*ASSIGNMENT*. Record by record, give the entire listing again exactly.

------------------------------------------------------------------------

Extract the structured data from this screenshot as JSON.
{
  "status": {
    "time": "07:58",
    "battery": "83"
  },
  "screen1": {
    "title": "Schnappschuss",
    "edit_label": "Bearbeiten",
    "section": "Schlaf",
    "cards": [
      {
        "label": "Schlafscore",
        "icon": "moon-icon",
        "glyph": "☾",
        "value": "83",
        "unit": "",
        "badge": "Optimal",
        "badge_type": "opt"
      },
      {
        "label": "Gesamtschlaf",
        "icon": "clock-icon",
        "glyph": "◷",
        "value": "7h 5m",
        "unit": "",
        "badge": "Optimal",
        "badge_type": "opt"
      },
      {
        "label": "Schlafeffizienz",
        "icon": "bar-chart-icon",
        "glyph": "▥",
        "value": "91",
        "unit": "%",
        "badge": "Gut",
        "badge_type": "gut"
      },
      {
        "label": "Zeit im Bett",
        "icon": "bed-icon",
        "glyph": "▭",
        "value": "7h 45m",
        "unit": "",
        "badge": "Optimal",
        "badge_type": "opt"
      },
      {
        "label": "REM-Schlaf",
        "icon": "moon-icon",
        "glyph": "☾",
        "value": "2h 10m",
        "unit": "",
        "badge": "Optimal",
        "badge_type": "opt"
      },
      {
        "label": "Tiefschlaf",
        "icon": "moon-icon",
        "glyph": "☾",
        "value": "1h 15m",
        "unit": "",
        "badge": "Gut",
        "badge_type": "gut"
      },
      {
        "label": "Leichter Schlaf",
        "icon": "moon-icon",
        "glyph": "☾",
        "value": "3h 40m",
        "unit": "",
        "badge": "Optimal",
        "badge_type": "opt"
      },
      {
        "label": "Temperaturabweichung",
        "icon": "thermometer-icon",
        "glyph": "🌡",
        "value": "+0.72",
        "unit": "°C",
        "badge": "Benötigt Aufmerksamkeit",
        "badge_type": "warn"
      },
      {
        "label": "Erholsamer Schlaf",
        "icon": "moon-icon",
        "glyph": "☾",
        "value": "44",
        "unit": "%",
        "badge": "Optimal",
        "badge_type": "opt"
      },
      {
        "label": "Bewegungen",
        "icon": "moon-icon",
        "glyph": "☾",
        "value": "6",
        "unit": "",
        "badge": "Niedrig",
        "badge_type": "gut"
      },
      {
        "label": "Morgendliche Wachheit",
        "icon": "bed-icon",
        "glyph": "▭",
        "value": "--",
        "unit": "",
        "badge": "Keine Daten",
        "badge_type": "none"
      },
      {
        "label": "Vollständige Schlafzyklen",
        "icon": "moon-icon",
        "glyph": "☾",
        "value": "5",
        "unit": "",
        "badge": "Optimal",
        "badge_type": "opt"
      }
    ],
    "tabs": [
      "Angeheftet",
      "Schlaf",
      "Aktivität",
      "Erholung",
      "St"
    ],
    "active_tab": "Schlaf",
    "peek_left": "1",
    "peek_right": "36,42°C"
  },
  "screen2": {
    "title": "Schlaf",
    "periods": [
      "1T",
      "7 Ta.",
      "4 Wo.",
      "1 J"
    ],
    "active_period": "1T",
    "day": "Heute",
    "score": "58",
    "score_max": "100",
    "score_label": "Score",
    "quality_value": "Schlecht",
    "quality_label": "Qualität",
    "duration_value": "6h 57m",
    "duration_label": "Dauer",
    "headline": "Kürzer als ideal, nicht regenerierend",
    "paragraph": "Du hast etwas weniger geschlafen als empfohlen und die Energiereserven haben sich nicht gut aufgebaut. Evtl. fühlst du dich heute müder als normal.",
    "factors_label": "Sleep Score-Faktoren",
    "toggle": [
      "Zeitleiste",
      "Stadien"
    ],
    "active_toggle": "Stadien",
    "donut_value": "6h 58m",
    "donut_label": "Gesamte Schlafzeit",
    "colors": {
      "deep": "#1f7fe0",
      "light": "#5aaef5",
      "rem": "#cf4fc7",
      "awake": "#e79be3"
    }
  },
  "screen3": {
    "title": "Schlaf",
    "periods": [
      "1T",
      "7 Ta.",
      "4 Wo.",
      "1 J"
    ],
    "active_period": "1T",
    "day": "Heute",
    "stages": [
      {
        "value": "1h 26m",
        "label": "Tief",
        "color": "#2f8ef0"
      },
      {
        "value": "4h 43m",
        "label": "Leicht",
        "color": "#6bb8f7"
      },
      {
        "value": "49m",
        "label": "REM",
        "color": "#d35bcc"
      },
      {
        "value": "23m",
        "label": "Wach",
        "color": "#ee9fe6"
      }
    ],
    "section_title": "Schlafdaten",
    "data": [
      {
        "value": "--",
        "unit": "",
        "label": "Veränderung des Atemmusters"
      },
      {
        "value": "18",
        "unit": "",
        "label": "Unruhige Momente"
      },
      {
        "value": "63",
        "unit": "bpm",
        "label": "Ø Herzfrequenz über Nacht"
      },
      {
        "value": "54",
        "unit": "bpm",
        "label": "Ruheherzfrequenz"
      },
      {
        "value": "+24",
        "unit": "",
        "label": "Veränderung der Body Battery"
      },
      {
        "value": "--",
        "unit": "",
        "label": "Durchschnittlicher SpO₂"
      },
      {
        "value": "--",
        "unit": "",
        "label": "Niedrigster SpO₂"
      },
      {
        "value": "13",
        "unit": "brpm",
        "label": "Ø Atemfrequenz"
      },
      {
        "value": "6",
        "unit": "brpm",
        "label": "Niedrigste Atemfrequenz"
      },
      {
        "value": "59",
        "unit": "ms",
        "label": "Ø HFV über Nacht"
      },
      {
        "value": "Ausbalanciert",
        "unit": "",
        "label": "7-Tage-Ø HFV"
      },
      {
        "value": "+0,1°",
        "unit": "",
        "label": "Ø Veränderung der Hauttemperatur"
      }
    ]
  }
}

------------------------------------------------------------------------

*ANSWER TO THE PROBLEM*.
Extract the structured data from this screenshot as JSON.
{
  "status": {
    "time": "07:58",
    "battery": "83"
  },
  "screen1": {
    "title": "Schnappschuss",
    "edit_label": "Bearbeiten",
    "section": "Schlaf",
    "cards": [
      {
        "label": "Schlafscore",
        "icon": "moon-icon",
        "glyph": "☾",
        "value": "83",
        "unit": "",
        "badge": "Optimal",
        "badge_type": "opt"
      },
      {
        "label": "Gesamtschlaf",
        "icon": "clock-icon",
        "glyph": "◷",
        "value": "7h 5m",
        "unit": "",
        "badge": "Optimal",
        "badge_type": "opt"
      },
      {
        "label": "Schlafeffizienz",
        "icon": "bar-chart-icon",
        "glyph": "▥",
        "value": "91",
        "unit": "%",
        "badge": "Gut",
        "badge_type": "gut"
      },
      {
        "label": "Zeit im Bett",
        "icon": "bed-icon",
        "glyph": "▭",
        "value": "7h 45m",
        "unit": "",
        "badge": "Optimal",
        "badge_type": "opt"
      },
      {
        "label": "REM-Schlaf",
        "icon": "moon-icon",
        "glyph": "☾",
        "value": "2h 10m",
        "unit": "",
        "badge": "Optimal",
        "badge_type": "opt"
      },
      {
        "label": "Tiefschlaf",
        "icon": "moon-icon",
        "glyph": "☾",
        "value": "1h 15m",
        "unit": "",
        "badge": "Gut",
        "badge_type": "gut"
      },
      {
        "label": "Leichter Schlaf",
        "icon": "moon-icon",
        "glyph": "☾",
        "value": "3h 40m",
        "unit": "",
        "badge": "Optimal",
        "badge_type": "opt"
      },
      {
        "label": "Temperaturabweichung",
        "icon": "thermometer-icon",
        "glyph": "🌡",
        "value": "+0.72",
        "unit": "°C",
        "badge": "Benötigt Aufmerksamkeit",
        "badge_type": "warn"
      },
      {
        "label": "Erholsamer Schlaf",
        "icon": "moon-icon",
        "glyph": "☾",
        "value": "44",
        "unit": "%",
        "badge": "Optimal",
        "badge_type": "opt"
      },
      {
        "label": "Bewegungen",
        "icon": "moon-icon",
        "glyph": "☾",
        "value": "6",
        "unit": "",
        "badge": "Niedrig",
        "badge_type": "gut"
      },
      {
        "label": "Morgendliche Wachheit",
        "icon": "bed-icon",
        "glyph": "▭",
        "value": "--",
        "unit": "",
        "badge": "Keine Daten",
        "badge_type": "none"
      },
      {
        "label": "Vollständige Schlafzyklen",
        "icon": "moon-icon",
        "glyph": "☾",
        "value": "5",
        "unit": "",
        "badge": "Optimal",
        "badge_type": "opt"
      }
    ],
    "tabs": [
      "Angeheftet",
      "Schlaf",
      "Aktivität",
      "Erholung",
      "St"
    ],
    "active_tab": "Schlaf",
    "peek_left": "1",
    "peek_right": "36,42°C"
  },
  "screen2": {
    "title": "Schlaf",
    "periods": [
      "1T",
      "7 Ta.",
      "4 Wo.",
      "1 J"
    ],
    "active_period": "1T",
    "day": "Heute",
    "score": "58",
    "score_max": "100",
    "score_label": "Score",
    "quality_value": "Schlecht",
    "quality_label": "Qualität",
    "duration_value": "6h 57m",
    "duration_label": "Dauer",
    "headline": "Kürzer als ideal, nicht regenerierend",
    "paragraph": "Du hast etwas weniger geschlafen als empfohlen und die Energiereserven haben sich nicht gut aufgebaut. Evtl. fühlst du dich heute müder als normal.",
    "factors_label": "Sleep Score-Faktoren",
    "toggle": [
      "Zeitleiste",
      "Stadien"
    ],
    "active_toggle": "Stadien",
    "donut_value": "6h 58m",
    "donut_label": "Gesamte Schlafzeit",
    "colors": {
      "deep": "#1f7fe0",
      "light": "#5aaef5",
      "rem": "#cf4fc7",
      "awake": "#e79be3"
    }
  },
  "screen3": {
    "title": "Schlaf",
    "periods": [
      "1T",
      "7 Ta.",
      "4 Wo.",
      "1 J"
    ],
    "active_period": "1T",
    "day": "Heute",
    "stages": [
      {
        "value": "1h 26m",
        "label": "Tief",
        "color": "#2f8ef0"
      },
      {
        "value": "4h 43m",
        "label": "Leicht",
        "color": "#6bb8f7"
      },
      {
        "value": "49m",
        "label": "REM",
        "color": "#d35bcc"
      },
      {
        "value": "23m",
        "label": "Wach",
        "color": "#ee9fe6"
      }
    ],
    "section_title": "Schlafdaten",
    "data": [
      {
        "value": "--",
        "unit": "",
        "label": "Veränderung des Atemmusters"
      },
      {
        "value": "18",
        "unit": "",
        "label": "Unruhige Momente"
      },
      {
        "value": "63",
        "unit": "bpm",
        "label": "Ø Herzfrequenz über Nacht"
      },
      {
        "value": "54",
        "unit": "bpm",
        "label": "Ruheherzfrequenz"
      },
      {
        "value": "+24",
        "unit": "",
        "label": "Veränderung der Body Battery"
      },
      {
        "value": "--",
        "unit": "",
        "label": "Durchschnittlicher SpO₂"
      },
      {
        "value": "--",
        "unit": "",
        "label": "Niedrigster SpO₂"
      },
      {
        "value": "13",
        "unit": "brpm",
        "label": "Ø Atemfrequenz"
      },
      {
        "value": "6",
        "unit": "brpm",
        "label": "Niedrigste Atemfrequenz"
      },
      {
        "value": "59",
        "unit": "ms",
        "label": "Ø HFV über Nacht"
      },
      {
        "value": "Ausbalanciert",
        "unit": "",
        "label": "7-Tage-Ø HFV"
      },
      {
        "value": "+0,1°",
        "unit": "",
        "label": "Ø Veränderung der Hauttemperatur"
      }
    ]
  }
}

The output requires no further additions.